Supplied records -
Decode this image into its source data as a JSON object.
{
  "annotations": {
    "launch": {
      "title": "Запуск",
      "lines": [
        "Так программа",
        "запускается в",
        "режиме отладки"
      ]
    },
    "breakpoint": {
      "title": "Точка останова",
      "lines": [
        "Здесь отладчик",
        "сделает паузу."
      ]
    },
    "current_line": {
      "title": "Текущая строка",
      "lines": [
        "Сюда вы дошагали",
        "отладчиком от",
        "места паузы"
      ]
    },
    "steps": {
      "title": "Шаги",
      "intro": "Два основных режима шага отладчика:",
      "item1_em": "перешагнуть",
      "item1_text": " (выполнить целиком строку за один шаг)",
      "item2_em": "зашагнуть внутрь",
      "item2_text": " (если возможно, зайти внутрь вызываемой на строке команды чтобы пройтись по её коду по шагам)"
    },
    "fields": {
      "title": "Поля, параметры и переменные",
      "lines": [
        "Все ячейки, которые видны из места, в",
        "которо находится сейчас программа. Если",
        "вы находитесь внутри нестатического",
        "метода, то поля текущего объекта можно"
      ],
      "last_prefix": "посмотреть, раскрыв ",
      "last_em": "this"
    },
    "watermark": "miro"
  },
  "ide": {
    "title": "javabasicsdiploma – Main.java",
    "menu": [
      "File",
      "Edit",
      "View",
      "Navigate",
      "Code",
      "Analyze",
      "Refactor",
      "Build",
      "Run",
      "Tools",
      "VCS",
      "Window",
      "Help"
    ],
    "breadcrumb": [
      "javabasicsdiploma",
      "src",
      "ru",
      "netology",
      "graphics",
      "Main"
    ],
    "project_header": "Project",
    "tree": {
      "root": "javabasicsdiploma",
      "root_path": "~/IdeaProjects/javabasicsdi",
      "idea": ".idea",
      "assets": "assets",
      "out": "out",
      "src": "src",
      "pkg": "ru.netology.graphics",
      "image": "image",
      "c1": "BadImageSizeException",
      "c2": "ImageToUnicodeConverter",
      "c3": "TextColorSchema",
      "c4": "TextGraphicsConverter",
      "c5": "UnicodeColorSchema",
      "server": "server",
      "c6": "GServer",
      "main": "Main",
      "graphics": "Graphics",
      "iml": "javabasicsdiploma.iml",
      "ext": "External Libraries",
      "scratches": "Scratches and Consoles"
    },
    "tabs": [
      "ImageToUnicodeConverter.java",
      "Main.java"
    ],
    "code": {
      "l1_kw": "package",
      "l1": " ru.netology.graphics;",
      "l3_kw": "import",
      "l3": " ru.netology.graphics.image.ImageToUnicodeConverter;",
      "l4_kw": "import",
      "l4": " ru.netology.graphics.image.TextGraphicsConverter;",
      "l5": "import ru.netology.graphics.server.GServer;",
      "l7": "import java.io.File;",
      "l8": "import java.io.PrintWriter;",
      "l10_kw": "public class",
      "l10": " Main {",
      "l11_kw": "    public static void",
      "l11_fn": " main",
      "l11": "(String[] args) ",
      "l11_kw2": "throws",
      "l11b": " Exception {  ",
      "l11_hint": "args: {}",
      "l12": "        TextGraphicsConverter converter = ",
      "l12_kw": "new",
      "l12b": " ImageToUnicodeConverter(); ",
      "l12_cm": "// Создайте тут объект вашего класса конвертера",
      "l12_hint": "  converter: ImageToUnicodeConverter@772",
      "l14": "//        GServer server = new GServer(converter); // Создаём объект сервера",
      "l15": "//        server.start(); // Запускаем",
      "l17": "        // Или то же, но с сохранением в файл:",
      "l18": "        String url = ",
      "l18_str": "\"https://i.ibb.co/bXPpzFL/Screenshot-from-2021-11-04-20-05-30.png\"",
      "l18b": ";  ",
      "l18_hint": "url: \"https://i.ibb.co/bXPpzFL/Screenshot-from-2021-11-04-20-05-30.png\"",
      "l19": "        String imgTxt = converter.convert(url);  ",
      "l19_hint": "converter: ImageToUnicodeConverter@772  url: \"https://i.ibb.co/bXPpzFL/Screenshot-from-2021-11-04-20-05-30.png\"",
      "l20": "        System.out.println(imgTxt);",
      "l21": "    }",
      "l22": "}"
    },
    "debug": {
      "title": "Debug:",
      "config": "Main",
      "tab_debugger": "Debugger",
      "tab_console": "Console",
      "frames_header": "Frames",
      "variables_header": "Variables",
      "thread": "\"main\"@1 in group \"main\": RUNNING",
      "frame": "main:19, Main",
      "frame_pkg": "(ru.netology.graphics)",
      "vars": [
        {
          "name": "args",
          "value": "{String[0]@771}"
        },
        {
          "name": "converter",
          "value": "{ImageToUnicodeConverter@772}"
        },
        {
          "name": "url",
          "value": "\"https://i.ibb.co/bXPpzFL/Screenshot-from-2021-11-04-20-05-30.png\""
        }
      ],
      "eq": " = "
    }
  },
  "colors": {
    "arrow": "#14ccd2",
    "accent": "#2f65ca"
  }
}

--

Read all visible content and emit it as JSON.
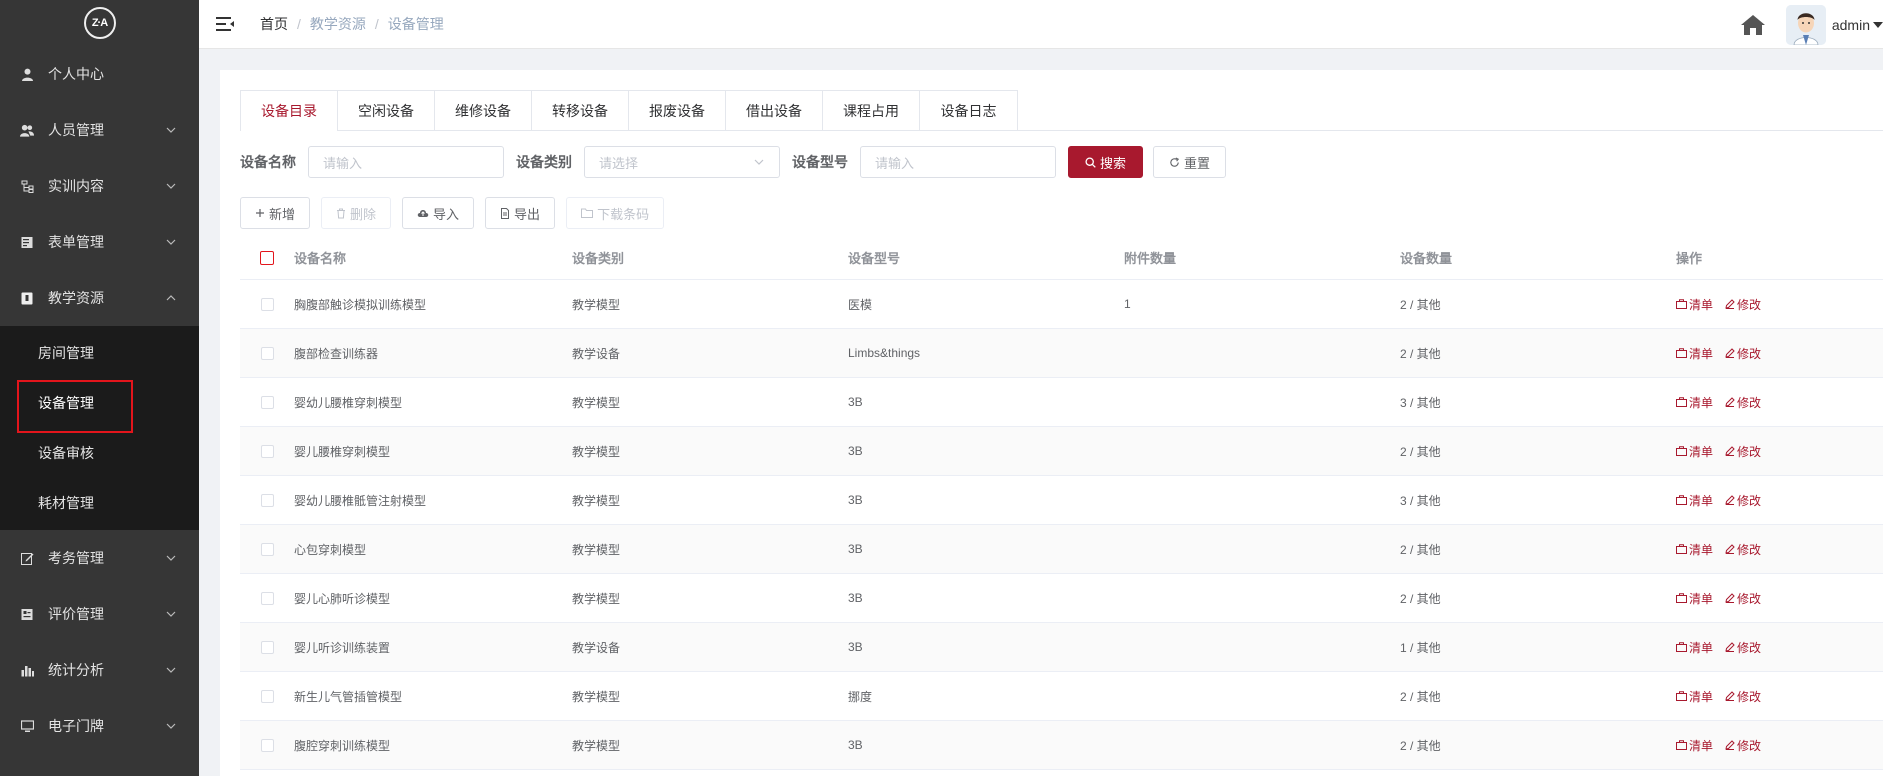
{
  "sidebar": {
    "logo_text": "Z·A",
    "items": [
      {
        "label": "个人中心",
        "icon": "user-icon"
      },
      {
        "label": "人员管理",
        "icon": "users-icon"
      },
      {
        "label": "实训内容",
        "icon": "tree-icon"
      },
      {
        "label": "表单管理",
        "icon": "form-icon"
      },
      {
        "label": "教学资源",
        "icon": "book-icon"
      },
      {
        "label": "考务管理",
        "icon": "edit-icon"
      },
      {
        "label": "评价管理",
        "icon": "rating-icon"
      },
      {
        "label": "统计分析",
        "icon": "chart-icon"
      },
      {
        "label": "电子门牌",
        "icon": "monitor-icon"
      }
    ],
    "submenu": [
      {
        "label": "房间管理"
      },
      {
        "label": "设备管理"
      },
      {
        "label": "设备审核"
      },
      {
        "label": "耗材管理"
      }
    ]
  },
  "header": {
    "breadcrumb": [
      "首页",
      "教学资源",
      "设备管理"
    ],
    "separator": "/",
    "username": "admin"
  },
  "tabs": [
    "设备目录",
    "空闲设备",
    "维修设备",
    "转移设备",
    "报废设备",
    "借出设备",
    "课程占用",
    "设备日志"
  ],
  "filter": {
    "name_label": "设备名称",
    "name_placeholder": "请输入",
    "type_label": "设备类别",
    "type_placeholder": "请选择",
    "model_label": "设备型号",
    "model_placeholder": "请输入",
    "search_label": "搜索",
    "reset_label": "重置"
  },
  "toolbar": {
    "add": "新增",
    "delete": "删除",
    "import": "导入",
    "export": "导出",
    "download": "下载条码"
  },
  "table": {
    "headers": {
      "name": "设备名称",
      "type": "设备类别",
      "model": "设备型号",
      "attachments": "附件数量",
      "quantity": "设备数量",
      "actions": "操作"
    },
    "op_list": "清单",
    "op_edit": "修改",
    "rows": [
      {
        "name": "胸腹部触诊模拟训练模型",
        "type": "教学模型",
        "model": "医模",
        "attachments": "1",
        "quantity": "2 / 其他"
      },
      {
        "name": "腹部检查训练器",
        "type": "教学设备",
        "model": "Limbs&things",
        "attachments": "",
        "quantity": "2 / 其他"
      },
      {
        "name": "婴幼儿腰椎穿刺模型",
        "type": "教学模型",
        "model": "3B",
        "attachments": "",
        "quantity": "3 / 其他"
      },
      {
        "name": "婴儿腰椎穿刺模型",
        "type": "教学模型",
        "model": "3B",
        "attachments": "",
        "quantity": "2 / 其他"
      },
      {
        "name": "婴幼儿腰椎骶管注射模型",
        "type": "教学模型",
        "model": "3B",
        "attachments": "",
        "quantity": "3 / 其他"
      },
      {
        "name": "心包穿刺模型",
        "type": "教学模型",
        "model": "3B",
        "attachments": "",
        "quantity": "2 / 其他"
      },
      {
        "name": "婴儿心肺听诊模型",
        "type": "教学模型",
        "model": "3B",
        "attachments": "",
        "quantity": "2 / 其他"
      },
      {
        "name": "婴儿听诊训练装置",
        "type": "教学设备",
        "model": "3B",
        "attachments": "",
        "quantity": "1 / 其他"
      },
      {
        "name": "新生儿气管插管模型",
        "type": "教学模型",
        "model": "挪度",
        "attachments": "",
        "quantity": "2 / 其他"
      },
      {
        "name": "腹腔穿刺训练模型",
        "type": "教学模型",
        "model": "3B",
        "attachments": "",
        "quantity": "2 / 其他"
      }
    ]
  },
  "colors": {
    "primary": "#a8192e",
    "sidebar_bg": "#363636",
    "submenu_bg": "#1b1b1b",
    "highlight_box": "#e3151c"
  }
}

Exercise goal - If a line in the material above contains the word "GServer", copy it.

Solution -
      "c6": "GServer",
      "l5": "import ru.netology.graphics.server.GServer;",
      "l14": "//        GServer server = new GServer(converter); // Создаём объект сервера",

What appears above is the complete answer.